- [TASK STATEMENT]: Pull out every line in the data that has the string "kind" in it.

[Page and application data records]

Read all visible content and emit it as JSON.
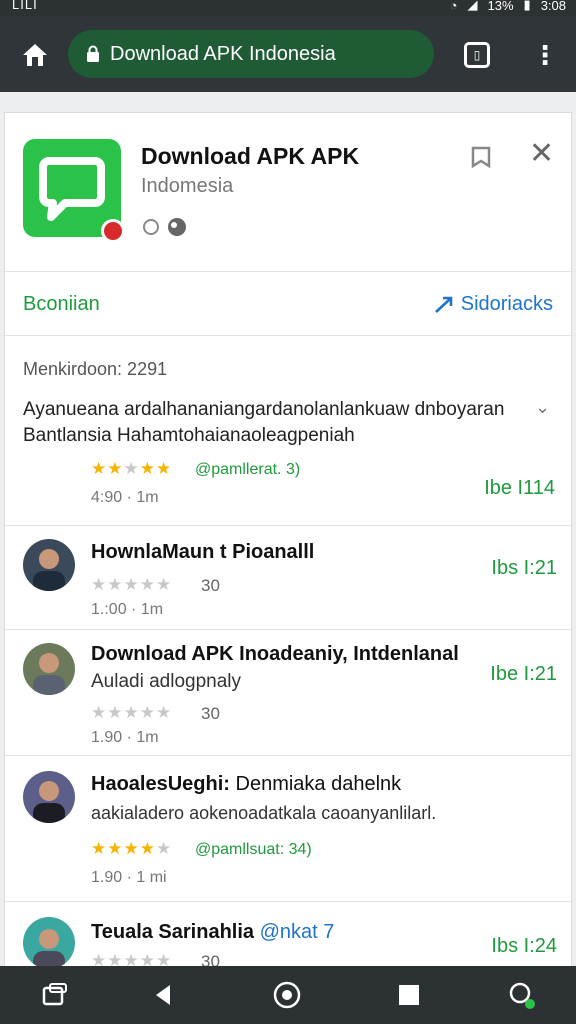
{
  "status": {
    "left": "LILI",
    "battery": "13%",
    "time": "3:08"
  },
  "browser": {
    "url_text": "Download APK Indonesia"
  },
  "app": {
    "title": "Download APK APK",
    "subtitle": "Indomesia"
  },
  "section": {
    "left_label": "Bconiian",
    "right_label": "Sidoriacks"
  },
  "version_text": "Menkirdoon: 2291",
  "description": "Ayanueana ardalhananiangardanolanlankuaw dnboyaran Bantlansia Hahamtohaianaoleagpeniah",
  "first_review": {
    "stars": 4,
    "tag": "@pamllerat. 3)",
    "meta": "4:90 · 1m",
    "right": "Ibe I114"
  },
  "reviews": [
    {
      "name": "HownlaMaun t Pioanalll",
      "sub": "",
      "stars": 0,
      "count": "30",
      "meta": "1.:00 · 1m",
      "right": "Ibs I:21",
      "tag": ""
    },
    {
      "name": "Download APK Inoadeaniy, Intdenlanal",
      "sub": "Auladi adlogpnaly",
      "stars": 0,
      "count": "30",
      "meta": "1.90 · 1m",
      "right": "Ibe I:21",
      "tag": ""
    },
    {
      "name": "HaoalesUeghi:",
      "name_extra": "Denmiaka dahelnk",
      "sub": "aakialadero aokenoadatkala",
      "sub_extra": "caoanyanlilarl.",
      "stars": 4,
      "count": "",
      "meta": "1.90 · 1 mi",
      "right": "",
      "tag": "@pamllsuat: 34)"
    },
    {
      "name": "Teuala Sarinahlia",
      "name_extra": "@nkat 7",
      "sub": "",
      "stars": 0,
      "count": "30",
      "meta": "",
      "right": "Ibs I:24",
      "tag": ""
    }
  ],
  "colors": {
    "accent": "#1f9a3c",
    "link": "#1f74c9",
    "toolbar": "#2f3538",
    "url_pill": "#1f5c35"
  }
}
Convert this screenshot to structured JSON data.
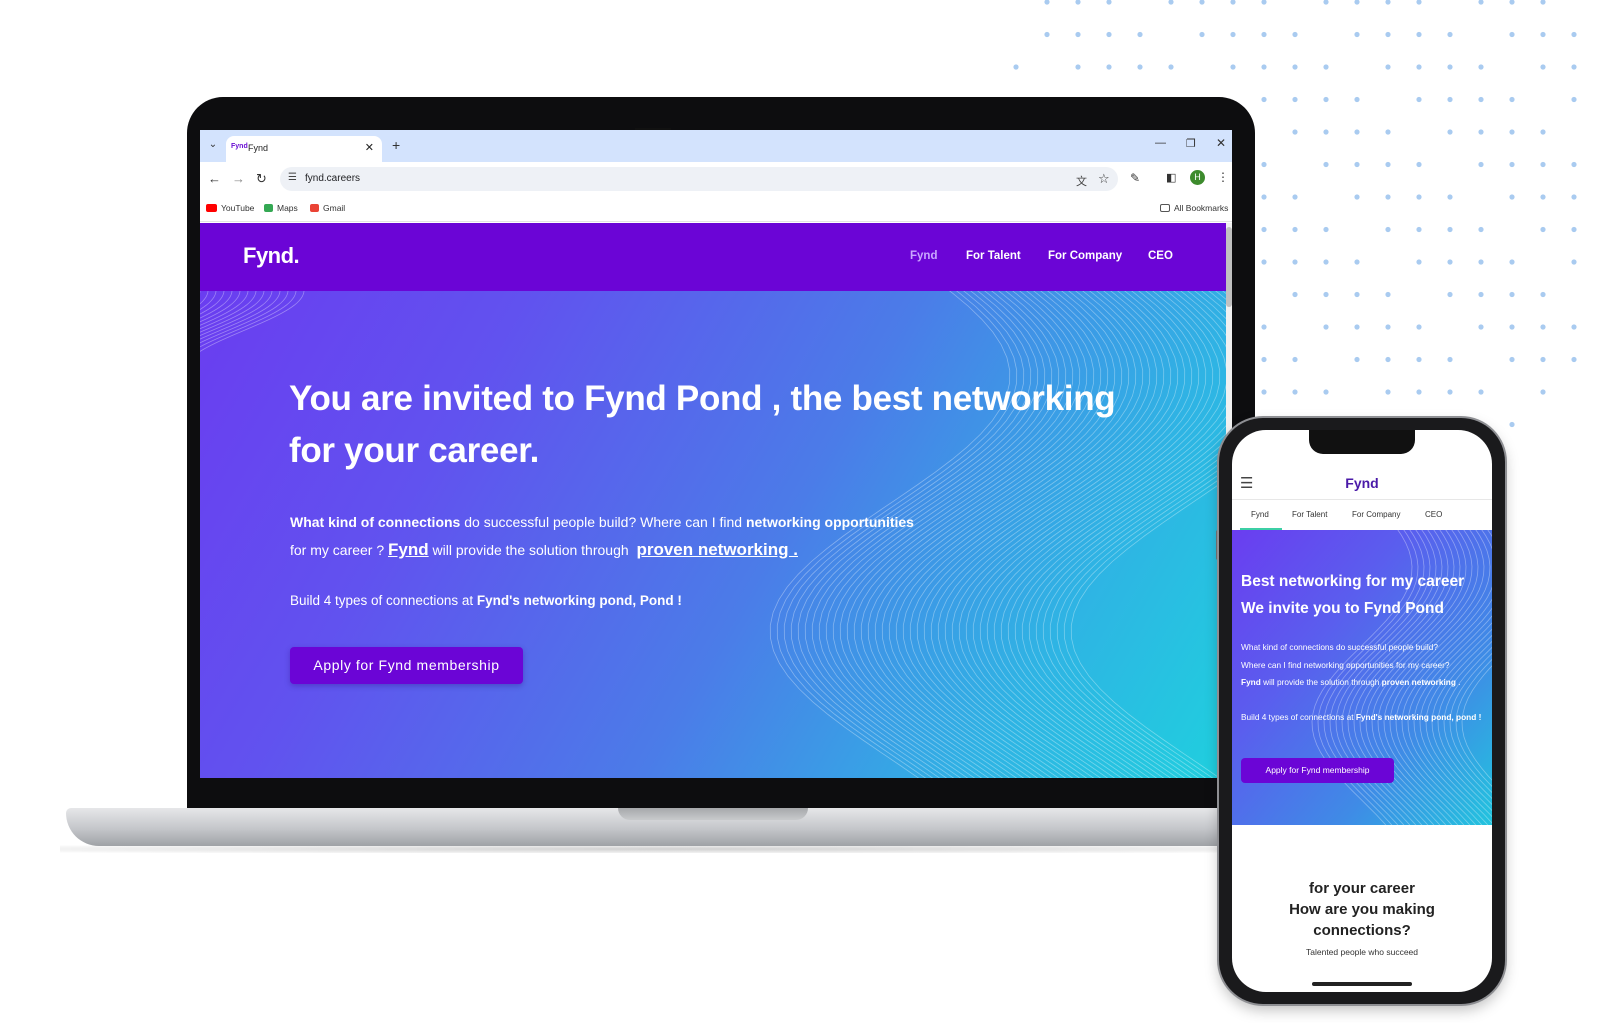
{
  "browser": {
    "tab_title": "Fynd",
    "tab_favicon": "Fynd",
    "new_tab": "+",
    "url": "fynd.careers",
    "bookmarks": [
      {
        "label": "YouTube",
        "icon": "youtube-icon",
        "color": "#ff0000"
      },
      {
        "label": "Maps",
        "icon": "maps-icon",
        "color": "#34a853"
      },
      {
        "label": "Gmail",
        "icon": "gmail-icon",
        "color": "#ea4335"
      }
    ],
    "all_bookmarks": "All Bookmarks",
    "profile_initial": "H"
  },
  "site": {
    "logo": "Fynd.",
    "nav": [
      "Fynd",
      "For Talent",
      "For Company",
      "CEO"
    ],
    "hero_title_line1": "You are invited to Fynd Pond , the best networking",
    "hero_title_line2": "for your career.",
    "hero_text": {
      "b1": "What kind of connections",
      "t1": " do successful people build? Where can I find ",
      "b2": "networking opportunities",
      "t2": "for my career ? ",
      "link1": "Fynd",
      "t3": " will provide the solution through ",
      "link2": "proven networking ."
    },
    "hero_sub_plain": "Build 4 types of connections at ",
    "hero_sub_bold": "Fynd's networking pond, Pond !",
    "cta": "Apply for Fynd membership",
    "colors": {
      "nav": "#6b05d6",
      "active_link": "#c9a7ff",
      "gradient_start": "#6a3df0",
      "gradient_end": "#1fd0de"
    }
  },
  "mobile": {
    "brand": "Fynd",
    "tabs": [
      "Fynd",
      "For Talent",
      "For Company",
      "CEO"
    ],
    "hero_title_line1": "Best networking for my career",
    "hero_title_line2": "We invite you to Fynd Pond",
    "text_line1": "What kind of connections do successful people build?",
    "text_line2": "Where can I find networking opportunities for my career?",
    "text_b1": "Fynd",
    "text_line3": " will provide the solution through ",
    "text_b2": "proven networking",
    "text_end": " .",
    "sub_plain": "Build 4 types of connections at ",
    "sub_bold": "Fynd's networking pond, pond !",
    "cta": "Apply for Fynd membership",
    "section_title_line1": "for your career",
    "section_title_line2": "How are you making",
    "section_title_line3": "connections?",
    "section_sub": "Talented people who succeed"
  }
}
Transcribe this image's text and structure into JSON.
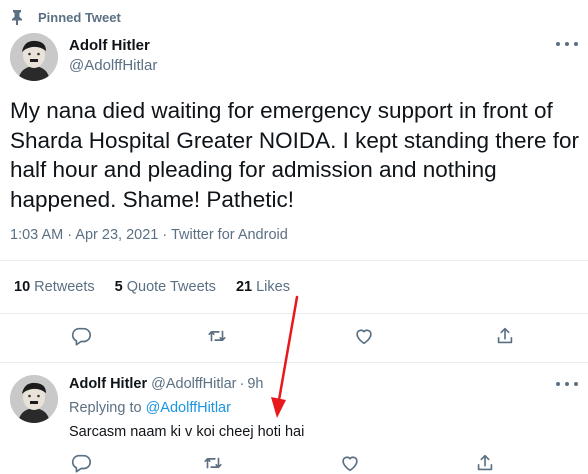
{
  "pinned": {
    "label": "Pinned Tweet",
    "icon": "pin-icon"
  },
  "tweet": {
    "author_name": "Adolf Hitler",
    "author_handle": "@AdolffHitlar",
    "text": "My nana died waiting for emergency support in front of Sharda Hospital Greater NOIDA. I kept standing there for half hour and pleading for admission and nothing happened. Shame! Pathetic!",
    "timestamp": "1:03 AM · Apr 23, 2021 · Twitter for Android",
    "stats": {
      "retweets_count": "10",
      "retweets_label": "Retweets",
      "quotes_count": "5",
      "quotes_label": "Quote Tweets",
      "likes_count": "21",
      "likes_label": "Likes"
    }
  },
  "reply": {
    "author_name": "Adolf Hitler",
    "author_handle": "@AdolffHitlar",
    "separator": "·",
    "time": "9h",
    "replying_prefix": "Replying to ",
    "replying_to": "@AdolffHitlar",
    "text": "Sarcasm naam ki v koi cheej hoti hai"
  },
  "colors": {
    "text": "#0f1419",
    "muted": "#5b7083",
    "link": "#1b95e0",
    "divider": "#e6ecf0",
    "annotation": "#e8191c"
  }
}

- [ANSWER SECTION]:
      "b1": "What kind of connections",
    "text_line1": "What kind of connections do successful people build?",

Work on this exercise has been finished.